Both “colors” and “colours” are correct spellings of the plural form of the noun “color.” The difference between the two spellings has to do with regional variations between American English and British English. In American English, the standard spelling is “colors,” while in British English, the standard spelling is “colours.”
Etymology of Color vs Colour
The word “color” comes from the Old French word “colour.” This entered English in the Middle English period. The French spelling was adopted in Middle English, so “colour” became the standard British spelling. In the 16th century, the spelling was changed to “color” in American English to be in line with the Latin word “color.” So the American and British spellings diverged.
In modern English usage, the key difference between “colors” and “colours” is that “colors” is the preferred spelling in American English, while “colours” is preferred in British English.
Here are some examples of the regional variations:
- In the United States, the flag consists of red, white, and blue colors.
- In the United Kingdom, the flag consists of red, white, and blue colours.
- In America, children learn their colors using crayons.
- In Britain, children learn their colours using colouring pencils.
So the American spelling is “colors” and the British spelling is “colours.” Both are widely used and accepted as correct within each region.
Is One Spelling More Correct?
Since both “colors” and “colours” have a long history of use and are standard in American and British English respectively, neither spelling is inherently “more correct.” Here are some points on the correctness of each spelling:
- In American English, “colors” is undoubtedly the standard spelling and “colours” would be seen as a misspelling.
- In British English, “colours” is considered proper and correct while “colors” would be seen as a misspelling.
- Both have an extensive history of use dating back hundreds of years in written English.
- Major dictionaries list both spellings as correct variants.
- There is no consensus that one spelling is more etymologically justified or accurate than the other.
So in summary, both spellings are considered correct and standard in their respective regional dialects of English. Neither spelling is inherently right or wrong outside of its regional context.
Grammar and Usage
The grammar and usage rules for “colors” vs “colours” are the same. The choice between these spellings depends on whether you follow American or British spelling conventions. Some key grammar and usage notes:
- The plural colors/colours always takes a plural verb – e.g. The colors are vivid. The colours are beautiful.
- Both can be used with the same color-related expressions – e.g. bright colors, light colors, bold colours, dark colours.
- Hyphens can be used in compound color descriptions – e.g. sky-blue color, yellow-green colour.
- They have the same comparative and superlative forms – e.g. more colorful, most colorful; more colourful, most colourful.
Aside from the spelling difference, colors and colours function identically in terms of grammar when writing in American or British English respectively.
Usage in Different English Variants
Here is an overview of how “colors” and “colours” are used in different national and regional varieties of English:
|Variant of English||Standard Spelling|

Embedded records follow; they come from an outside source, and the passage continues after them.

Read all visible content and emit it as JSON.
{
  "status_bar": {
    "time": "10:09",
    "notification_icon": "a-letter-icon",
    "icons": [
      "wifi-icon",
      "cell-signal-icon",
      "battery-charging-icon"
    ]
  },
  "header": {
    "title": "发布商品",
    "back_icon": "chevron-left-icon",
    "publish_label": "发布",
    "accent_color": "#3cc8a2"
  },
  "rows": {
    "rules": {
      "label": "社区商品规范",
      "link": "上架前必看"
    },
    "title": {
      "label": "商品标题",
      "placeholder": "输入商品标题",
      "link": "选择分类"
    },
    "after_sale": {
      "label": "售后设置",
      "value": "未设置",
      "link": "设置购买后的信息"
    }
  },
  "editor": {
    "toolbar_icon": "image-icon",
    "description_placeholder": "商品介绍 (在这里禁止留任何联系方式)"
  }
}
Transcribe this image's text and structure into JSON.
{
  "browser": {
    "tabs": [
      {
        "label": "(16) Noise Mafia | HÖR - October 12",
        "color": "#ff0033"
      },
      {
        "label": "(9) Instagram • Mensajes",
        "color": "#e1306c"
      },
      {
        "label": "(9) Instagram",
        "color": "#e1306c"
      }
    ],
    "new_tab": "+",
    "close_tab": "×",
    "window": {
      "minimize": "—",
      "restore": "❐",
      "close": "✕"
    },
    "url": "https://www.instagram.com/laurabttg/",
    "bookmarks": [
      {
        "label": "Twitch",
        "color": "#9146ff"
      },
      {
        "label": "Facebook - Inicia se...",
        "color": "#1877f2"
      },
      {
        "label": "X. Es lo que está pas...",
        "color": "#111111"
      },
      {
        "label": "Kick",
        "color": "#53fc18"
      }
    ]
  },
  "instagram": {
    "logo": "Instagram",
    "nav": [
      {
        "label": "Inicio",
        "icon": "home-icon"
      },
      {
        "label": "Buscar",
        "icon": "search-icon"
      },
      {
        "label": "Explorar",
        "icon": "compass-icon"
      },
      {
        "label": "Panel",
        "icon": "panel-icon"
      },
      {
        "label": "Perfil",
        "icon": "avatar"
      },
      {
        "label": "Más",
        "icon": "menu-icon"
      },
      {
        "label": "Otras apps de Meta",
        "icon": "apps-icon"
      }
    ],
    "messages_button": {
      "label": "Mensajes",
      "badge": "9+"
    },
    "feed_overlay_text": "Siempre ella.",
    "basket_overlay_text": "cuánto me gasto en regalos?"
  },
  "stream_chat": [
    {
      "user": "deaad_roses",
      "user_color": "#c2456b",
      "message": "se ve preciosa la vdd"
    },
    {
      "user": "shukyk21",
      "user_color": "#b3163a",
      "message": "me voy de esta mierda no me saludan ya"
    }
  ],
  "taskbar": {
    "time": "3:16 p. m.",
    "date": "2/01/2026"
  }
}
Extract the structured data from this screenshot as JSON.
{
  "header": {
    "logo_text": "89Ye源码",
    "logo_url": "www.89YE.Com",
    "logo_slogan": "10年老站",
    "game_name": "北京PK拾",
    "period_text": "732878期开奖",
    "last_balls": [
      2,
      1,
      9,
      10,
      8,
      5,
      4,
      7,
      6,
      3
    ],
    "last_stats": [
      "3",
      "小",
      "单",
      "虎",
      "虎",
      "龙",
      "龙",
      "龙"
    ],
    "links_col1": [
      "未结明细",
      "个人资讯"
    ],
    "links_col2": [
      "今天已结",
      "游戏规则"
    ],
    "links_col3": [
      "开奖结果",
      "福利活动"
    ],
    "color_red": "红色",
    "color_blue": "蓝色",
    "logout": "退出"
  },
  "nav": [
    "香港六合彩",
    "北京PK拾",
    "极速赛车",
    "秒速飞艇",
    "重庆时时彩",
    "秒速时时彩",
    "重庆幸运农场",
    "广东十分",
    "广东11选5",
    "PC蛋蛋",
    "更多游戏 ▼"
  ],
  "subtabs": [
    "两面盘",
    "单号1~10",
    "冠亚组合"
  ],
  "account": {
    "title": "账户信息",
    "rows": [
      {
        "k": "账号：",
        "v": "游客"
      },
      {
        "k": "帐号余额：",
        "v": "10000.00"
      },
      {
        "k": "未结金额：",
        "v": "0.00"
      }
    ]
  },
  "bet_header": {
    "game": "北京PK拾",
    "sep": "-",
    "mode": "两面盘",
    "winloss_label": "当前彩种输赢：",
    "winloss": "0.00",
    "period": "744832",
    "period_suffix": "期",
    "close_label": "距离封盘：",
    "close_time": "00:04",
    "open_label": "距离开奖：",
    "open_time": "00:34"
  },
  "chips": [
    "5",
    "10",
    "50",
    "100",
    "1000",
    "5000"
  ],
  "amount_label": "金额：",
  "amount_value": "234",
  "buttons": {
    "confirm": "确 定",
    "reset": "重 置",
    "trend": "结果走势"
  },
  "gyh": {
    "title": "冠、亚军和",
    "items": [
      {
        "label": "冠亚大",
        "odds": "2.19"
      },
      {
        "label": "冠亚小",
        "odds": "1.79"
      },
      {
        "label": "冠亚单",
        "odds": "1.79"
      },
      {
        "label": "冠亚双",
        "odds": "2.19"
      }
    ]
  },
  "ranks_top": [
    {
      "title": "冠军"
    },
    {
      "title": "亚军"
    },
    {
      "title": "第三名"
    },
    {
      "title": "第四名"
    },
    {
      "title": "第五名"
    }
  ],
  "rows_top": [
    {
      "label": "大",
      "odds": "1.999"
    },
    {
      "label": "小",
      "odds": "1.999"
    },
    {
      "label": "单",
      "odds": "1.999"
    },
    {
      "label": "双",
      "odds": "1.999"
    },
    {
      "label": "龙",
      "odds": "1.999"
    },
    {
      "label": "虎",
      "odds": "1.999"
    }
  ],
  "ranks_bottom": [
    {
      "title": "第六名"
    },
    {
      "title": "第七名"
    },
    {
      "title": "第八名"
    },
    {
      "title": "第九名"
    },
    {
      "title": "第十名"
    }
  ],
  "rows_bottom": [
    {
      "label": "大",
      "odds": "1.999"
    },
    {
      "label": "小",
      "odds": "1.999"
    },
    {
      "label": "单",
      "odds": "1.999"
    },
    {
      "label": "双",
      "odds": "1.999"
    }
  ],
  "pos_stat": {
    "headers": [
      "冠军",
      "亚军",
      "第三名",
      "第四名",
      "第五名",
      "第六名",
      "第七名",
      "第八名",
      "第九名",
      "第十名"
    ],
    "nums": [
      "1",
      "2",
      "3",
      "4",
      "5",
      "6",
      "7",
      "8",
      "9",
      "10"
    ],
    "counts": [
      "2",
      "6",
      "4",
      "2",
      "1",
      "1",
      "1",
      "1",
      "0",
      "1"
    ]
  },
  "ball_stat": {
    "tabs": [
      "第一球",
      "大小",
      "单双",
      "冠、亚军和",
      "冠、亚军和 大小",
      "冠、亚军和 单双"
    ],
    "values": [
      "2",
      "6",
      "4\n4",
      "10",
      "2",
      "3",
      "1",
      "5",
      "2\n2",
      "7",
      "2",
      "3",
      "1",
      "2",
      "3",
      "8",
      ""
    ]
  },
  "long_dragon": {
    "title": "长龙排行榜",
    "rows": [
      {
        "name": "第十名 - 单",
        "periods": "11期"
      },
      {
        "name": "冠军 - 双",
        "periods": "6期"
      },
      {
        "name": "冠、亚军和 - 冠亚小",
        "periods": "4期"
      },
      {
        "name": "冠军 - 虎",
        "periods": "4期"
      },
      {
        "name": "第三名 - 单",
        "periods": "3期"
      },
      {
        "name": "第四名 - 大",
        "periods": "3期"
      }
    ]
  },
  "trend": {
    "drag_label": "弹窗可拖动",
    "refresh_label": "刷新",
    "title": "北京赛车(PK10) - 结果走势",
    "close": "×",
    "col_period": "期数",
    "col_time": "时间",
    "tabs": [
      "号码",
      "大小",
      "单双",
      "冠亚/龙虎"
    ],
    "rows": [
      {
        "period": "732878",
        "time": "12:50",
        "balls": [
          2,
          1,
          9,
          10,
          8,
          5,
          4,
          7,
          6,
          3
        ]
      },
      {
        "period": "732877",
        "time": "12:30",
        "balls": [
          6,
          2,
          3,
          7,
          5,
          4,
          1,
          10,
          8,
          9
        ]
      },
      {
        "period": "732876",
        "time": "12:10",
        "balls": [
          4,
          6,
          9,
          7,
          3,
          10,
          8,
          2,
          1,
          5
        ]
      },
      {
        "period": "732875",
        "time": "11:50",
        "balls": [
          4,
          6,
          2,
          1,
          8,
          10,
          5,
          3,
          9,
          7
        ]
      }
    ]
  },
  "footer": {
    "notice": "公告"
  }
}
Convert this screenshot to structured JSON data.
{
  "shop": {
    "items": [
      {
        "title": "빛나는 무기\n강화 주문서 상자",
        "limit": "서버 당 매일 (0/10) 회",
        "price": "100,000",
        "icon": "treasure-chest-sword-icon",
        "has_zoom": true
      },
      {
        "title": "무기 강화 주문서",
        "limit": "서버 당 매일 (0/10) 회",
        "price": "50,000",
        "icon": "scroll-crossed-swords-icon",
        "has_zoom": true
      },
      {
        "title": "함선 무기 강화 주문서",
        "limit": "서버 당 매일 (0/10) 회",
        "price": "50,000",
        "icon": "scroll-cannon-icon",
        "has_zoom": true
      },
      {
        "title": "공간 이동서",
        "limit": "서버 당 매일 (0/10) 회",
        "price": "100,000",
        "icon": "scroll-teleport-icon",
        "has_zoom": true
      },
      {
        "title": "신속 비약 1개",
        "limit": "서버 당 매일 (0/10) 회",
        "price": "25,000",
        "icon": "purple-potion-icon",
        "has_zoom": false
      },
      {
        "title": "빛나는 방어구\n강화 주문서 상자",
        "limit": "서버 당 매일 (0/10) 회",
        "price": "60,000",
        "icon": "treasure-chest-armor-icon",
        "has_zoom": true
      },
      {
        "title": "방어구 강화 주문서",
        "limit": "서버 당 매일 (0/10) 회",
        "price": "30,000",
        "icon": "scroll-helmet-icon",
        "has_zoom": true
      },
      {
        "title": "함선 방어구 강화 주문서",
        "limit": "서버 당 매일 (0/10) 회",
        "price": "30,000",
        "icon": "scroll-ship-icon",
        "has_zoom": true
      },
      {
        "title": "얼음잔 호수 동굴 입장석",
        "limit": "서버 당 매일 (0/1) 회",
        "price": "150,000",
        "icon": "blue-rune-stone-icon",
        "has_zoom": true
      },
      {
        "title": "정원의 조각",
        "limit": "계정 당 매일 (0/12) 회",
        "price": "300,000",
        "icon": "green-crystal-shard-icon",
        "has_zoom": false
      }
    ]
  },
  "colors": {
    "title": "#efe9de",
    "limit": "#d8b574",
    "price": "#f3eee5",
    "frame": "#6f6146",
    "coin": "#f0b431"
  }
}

|Canadian English||Both (colors more common)|
|New Zealand English||colours|
|South African English||colours|
So in summary:
– “Colors” is standard in American English.
– “Colours” is standard in British, Australian, and New Zealand English.
– Canadian English uses both, with “colors” being more common.
– In South African English, “colours” is the standard spelling.
But it’s important to note many English speakers are exposed to both British and American variants through media, entertainment, online content, and more. So people may be familiar with both spellings regardless of where they live.
Usage in Publishing
The key factor determining whether publishers use “colors” or “colours” is the target audience and common practices in their location.
Books, magazines, and other content published in the United States will nearly always use “colors” following the American English standard. Publishers in the United Kingdom and other regions where British spellings are standard will generally use “colours.”
However, some publishing in English does cross regional borders. In these cases:
- Books or articles may maintain the author’s original spelling, whether colors or colours.
- Editors may choose a spelling based on the main audience.
- British publishers may use American spellings when publishing for an American market and vice versa.
- Style guides may dictate using one spelling over the other for consistency.
So in published writing, the use of “colors” vs “colours” should match the target region and audience. But exceptions can occur when content crosses regional borders.
Usage in Business/Technical Writing
In business and technical writing, American spellings like “colors” tend to dominate, even in companies with British English roots. Some reasons for this:
- Simpler American spellings like “colors” are often preferred for clarity.
- Style guides may mandate American spellings for consistency.
- American English is very prevalent in global business contexts.
- British companies increasingly use Americanized spelling in international business.
However, there are still some cases where British spellings like “colours” may be used:
- In companies based in the UK or British-influenced regions.
- When targeting a primarily British audience.
- In less formal internal communications.
- When quoting British sources directly.
So for maximum clarity and reach, “colors” is generally the safer choice for business and technical writing. But “colours” can be used judiciously in British or international contexts.
In summary, “colors” and “colours” are both correct spellings with regional variations. “Colors” is standard in American English, while “colours” is standard in British English. Neither spelling is inherently right or wrong outside its regional context. Publishers, businesses, and writers should choose “colors” or “colours” based on their audience and context rather than notions of correctness. When in doubt, defaulting to the simpler “colors” is usually a safe choice in international contexts. Ultimately, English has room for both colorful variations.